I’m not an avid fan of Kenny Chesney. He warned me–”don’t blink”–and I didn’t listen; I blinked and the Network grew up. NTAC 2016, which was a bit like having a “family meeting” around the dining room table with about 2000 family members, opened my eyes in more than one way.
One of the most profound and proud moments was a convening of all of the South Carolina schools in the Network, hosted by our state partner, the Riley Institute at Furman University. Courtenay Nantz, Project Director for the US DOE Investing in Innovation Development Grant that helped position the first two NTN schools in the state, captured the moment best: “It was so exciting, especially when I think back to our very first NTAC in 2012, to be in a room filled with 100+ South Carolina New Tech leaders, facilitators, and administrators! We are all working together towards a common goal, and this fall will see 10 New Tech schools in seven districts in our state. This wouldn’t have happened without the strong partnerships between the schools, the New Tech Network, KnowledgeWorks, and the Riley Institute, embracing the challenge of preparing our students for success in careers and in life.”
As I reflect on the growth of the South Carolina Network between NTAC 2012 and NTAC 2016, I am struck by how far we have come from “two schools and a dream” in 2012. That dream, of a robust, vibrant, active network of schools learning from and collaborating with one another from all points of the state to improve student learning, became reality. The excited chatter and warm reconnecting was a powerful reminder that dreams matter.

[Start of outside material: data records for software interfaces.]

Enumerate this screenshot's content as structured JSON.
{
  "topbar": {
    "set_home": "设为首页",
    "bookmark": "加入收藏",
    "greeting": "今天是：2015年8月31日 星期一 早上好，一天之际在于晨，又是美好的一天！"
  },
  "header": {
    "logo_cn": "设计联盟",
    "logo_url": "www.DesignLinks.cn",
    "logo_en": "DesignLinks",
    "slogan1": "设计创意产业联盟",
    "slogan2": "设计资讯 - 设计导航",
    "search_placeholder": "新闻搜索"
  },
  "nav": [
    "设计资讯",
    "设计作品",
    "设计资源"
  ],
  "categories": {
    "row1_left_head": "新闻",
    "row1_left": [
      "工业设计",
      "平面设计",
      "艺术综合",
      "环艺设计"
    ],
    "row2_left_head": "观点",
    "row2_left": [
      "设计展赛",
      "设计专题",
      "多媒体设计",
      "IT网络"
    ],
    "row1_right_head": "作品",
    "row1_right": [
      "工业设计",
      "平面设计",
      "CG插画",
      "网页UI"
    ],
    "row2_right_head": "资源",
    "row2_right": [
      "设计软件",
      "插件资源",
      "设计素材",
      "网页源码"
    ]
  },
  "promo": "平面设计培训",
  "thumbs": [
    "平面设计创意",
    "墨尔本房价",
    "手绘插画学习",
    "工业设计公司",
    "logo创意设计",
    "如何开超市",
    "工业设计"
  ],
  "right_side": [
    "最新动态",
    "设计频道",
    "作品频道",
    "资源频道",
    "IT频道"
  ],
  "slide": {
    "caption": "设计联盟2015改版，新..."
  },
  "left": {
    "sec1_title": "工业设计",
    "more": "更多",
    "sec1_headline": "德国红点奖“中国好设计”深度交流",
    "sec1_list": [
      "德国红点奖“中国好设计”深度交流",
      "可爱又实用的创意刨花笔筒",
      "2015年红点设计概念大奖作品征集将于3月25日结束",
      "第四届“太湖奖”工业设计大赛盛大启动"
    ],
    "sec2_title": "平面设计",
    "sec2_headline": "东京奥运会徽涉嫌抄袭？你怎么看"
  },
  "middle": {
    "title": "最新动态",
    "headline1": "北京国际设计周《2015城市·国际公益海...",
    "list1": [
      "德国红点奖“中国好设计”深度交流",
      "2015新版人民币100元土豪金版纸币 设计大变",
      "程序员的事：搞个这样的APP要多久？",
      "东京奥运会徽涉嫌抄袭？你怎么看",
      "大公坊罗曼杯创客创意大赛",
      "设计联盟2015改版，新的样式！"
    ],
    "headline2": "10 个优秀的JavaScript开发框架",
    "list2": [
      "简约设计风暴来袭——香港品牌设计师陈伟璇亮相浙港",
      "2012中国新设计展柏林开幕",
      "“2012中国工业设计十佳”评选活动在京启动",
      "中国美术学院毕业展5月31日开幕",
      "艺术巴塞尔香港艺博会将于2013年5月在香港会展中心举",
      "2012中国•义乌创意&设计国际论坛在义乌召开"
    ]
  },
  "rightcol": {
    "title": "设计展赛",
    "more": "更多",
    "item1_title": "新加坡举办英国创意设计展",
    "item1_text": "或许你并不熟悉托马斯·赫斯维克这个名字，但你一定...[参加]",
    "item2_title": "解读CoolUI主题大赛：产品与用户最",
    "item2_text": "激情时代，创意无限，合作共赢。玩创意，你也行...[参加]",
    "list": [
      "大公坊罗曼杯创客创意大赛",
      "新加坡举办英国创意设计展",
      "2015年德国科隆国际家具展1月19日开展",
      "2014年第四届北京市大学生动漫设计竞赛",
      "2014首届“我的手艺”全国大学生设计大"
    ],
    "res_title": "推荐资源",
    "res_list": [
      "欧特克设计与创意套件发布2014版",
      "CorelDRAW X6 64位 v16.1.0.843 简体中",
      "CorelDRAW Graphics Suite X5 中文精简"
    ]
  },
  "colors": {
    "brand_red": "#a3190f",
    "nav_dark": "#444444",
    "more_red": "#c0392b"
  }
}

In a short time, South Carolina has become a place where New Tech schools come to learn. From hosting our largest professional learning convening to date last January to hosting our Leadership Summit this November, our South Carolina schools are a shining example of how a commitment to adult learning is having an impact on student accomplishment. Trust me friends, a nation proud of its public schools is closer than you think…so don’t blink.